Triggers for PUBG Mobile, joysticks for iPhones, trigger controls, and so on - this is just a small list of what mobile players are looking for to improve their skill. The problem is really relevant - Apple once allowed MFi-controllers to be made, but these devices failed to gain a foothold in the market. The number of games continues to increase every day, and there are still no decent joysticks.
MOGA Ace Power
At one time a popular device was a controller from the company MOGA - A good device, which turned the iPhone into a kind of PSP, with handy analogs and full-fledged buttons. However, the developers did not go on with the device - the official website states that the joystick is available for iOS 7 (this device is five years old), costs about 80 US dollars, which with a small list of available games looks like an extremely unfortunate purchase. Here's what it looked like:
Now official Apple site offers to buy SteelSeries Nimbus - is a controller from a popular company that specializes in creating professional devices for eSports players. You can trust the quality of this controller, but it is a standalone solution that works not only with iOS, but also with other platforms. And that means that you will look quite strange from the outside - you connect the device to the iPhone SE (which is larger than the smartphone itself) and play as on a console. By the way, it does not support popular games like Brawl Stars, PUBG Mobile, Fortnite or sports simulators, which calls into question the need for such a device. As you can see, even though the next iPod Touch will be considered a gaming device, Apple isn't forcing developers to make MFi-oriented titles, which kind of hinders the industry's growth.

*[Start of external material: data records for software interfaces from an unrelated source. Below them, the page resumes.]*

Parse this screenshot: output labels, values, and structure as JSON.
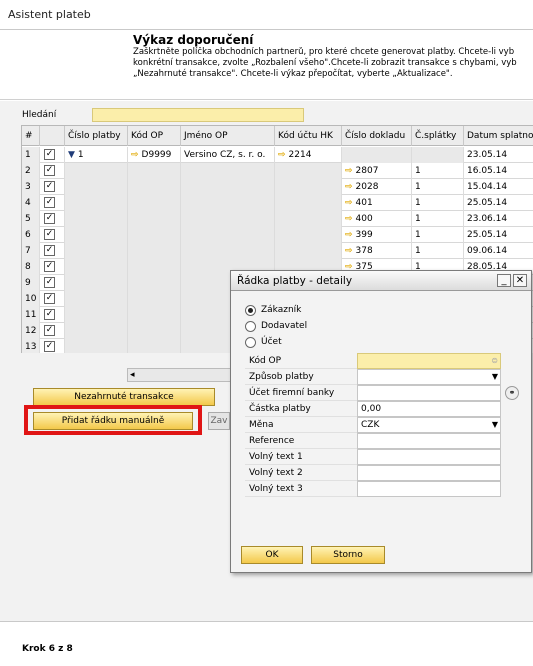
{
  "window": {
    "title": "Asistent plateb"
  },
  "header": {
    "title": "Výkaz doporučení",
    "description": "Zaškrtněte políčka obchodních partnerů, pro které chcete generovat platby. Chcete-li vyb\nkonkrétní transakce, zvolte „Rozbalení všeho\".Chcete-li zobrazit transakce s chybami, vyb\n„Nezahrnuté transakce\". Chcete-li výkaz přepočítat, vyberte „Aktualizace\"."
  },
  "search": {
    "label": "Hledání",
    "value": ""
  },
  "grid": {
    "columns": [
      "#",
      "",
      "Číslo platby",
      "Kód OP",
      "Jméno OP",
      "Kód účtu HK",
      "Číslo dokladu",
      "Č.splátky",
      "Datum splatno"
    ],
    "rows": [
      {
        "num": "1",
        "checked": true,
        "payment_no": "1",
        "bp_code": "D9999",
        "bp_name": "Versino CZ, s. r. o.",
        "gl_code": "2214",
        "doc_no": "",
        "installment": "",
        "due_date": "23.05.14"
      },
      {
        "num": "2",
        "checked": true,
        "payment_no": "",
        "bp_code": "",
        "bp_name": "",
        "gl_code": "",
        "doc_no": "2807",
        "installment": "1",
        "due_date": "16.05.14"
      },
      {
        "num": "3",
        "checked": true,
        "payment_no": "",
        "bp_code": "",
        "bp_name": "",
        "gl_code": "",
        "doc_no": "2028",
        "installment": "1",
        "due_date": "15.04.14"
      },
      {
        "num": "4",
        "checked": true,
        "payment_no": "",
        "bp_code": "",
        "bp_name": "",
        "gl_code": "",
        "doc_no": "401",
        "installment": "1",
        "due_date": "25.05.14"
      },
      {
        "num": "5",
        "checked": true,
        "payment_no": "",
        "bp_code": "",
        "bp_name": "",
        "gl_code": "",
        "doc_no": "400",
        "installment": "1",
        "due_date": "23.06.14"
      },
      {
        "num": "6",
        "checked": true,
        "payment_no": "",
        "bp_code": "",
        "bp_name": "",
        "gl_code": "",
        "doc_no": "399",
        "installment": "1",
        "due_date": "25.05.14"
      },
      {
        "num": "7",
        "checked": true,
        "payment_no": "",
        "bp_code": "",
        "bp_name": "",
        "gl_code": "",
        "doc_no": "378",
        "installment": "1",
        "due_date": "09.06.14"
      },
      {
        "num": "8",
        "checked": true,
        "payment_no": "",
        "bp_code": "",
        "bp_name": "",
        "gl_code": "",
        "doc_no": "375",
        "installment": "1",
        "due_date": "28.05.14"
      },
      {
        "num": "9",
        "checked": true,
        "payment_no": "",
        "bp_code": "",
        "bp_name": "",
        "gl_code": "",
        "doc_no": "",
        "installment": "",
        "due_date": ""
      },
      {
        "num": "10",
        "checked": true,
        "payment_no": "",
        "bp_code": "",
        "bp_name": "",
        "gl_code": "",
        "doc_no": "",
        "installment": "",
        "due_date": ""
      },
      {
        "num": "11",
        "checked": true,
        "payment_no": "",
        "bp_code": "",
        "bp_name": "",
        "gl_code": "",
        "doc_no": "",
        "installment": "",
        "due_date": ""
      },
      {
        "num": "12",
        "checked": true,
        "payment_no": "",
        "bp_code": "",
        "bp_name": "",
        "gl_code": "",
        "doc_no": "",
        "installment": "",
        "due_date": ""
      },
      {
        "num": "13",
        "checked": true,
        "payment_no": "",
        "bp_code": "",
        "bp_name": "",
        "gl_code": "",
        "doc_no": "",
        "installment": "",
        "due_date": ""
      }
    ]
  },
  "buttons": {
    "excluded": "Nezahrnuté transakce",
    "add_manual": "Přidat řádku manuálně",
    "partial": "Zav"
  },
  "dialog": {
    "title": "Řádka platby - detaily",
    "radios": [
      {
        "label": "Zákazník",
        "selected": true
      },
      {
        "label": "Dodavatel",
        "selected": false
      },
      {
        "label": "Účet",
        "selected": false
      }
    ],
    "fields": [
      {
        "label": "Kód OP",
        "value": ""
      },
      {
        "label": "Způsob platby",
        "value": ""
      },
      {
        "label": "Účet firemní banky",
        "value": ""
      },
      {
        "label": "Částka platby",
        "value": "0,00"
      },
      {
        "label": "Měna",
        "value": "CZK"
      },
      {
        "label": "Reference",
        "value": ""
      },
      {
        "label": "Volný text 1",
        "value": ""
      },
      {
        "label": "Volný text 2",
        "value": ""
      },
      {
        "label": "Volný text 3",
        "value": ""
      }
    ],
    "ok": "OK",
    "cancel": "Storno"
  },
  "footer": {
    "step": "Krok 6 z 8"
  },
  "colors": {
    "accent_yellow": "#f3c84a",
    "highlight_red": "#e01515",
    "field_yellow": "#fbeeaa"
  }
}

But Chinese craftsmen came to the solution of the problem "directly" and made the attached joysticks, buttons and triggers, which imitate finger pressure on the screen. We have ordered a few of these "gadgets" for the test and are ready to share our subjective opinion with you. But before we get to them, we would like to mention that there is such a joystick from Xiaomi - it seems interesting, but very strange, although it is popular:
Joysticks for control
Probably the most popular type of joystick. As a rule, the left side of the screen in games is responsible for controlling and moving the character, and the in-game joystick can be both fixed and floating. The in-game joystick is needed to:
a) not to lose control if especially nervous players have sweaty fingers and the touch screen does not want to listen to them;
b) your finger tends to slip (even when dry), so it can obscure a lot of screen space.
The pads are attached by Velcro, but often take up a lot of space. The joysticks look something like this:
Note, the first joystick is attached to the screen with two Velcro strips. The joystick design takes a lot of space on the screen, so when you install it you will not be able to fully use the game lobby. In short, it is better to play with your finger, because it is designed for large screens - it will look just right on the tablet, but on the iPhone SE or 8 is still a bit large.
The second joystick is also attached with Velcro, but it takes considerably less space on the screen, and the form-factor itself is unusual. However, there are big problems with response - the screen reacts almost nothing to the joystick, so it is impossible to play with it. Such joysticks are a waste of money, don't even look at them.
Triggers for PUBG
Another prefabricated joystick consists of a joystick holder, the joystick itself, and two triggers, which must be installed at the top of the screen. They are needed, for the most part, to play the PUBG Mobile - you move the aiming and firing buttons up in the settings, setting them so that they respond to the trigger pull. This setting mimics the console firing process, which is quite handy.
The travel joystick here overlaps and retracts to the side thanks to an uncomplicated system - in the lobby you can just pull it away and work in peace, but the top cursors also have to be removed, because they obscure part of the interface. On the Plus-version of the iPhone, of course, they will be more convenient, because the screen is large, and it is inconvenient to reach some of the buttons. On smaller screens, the cursors are more of a hindrance than a help.
But the holder, strangely enough, came in handy the most - due to the side handles the grip changes, which frees up some space on the screen, plus it relaxes your hands. Of course, you will have to get used to this change, but after a couple or three "rinks" you won't want to play without the holder. It stretches for devices with a diagonal of 5.5 inches, which is pretty good, and on the sides it has cutouts so that you can connect a charger or headphones. The design is simple, but, oddly enough, comfortable.
In general, now I play without triggers, triggers and joysticks, but with a holder - so far the most convenient thing for the iPhone, which can be bought for a couple of bucks.
I have been writing reviews of mobile games since 2011. I am actively involved in the development of mobile eSports, commentating on Auto Chess, Clash Royale, PUBG Mobile matches. If I like a game, I like it for a long time and study it thoroughly. And share my thoughts with everyone!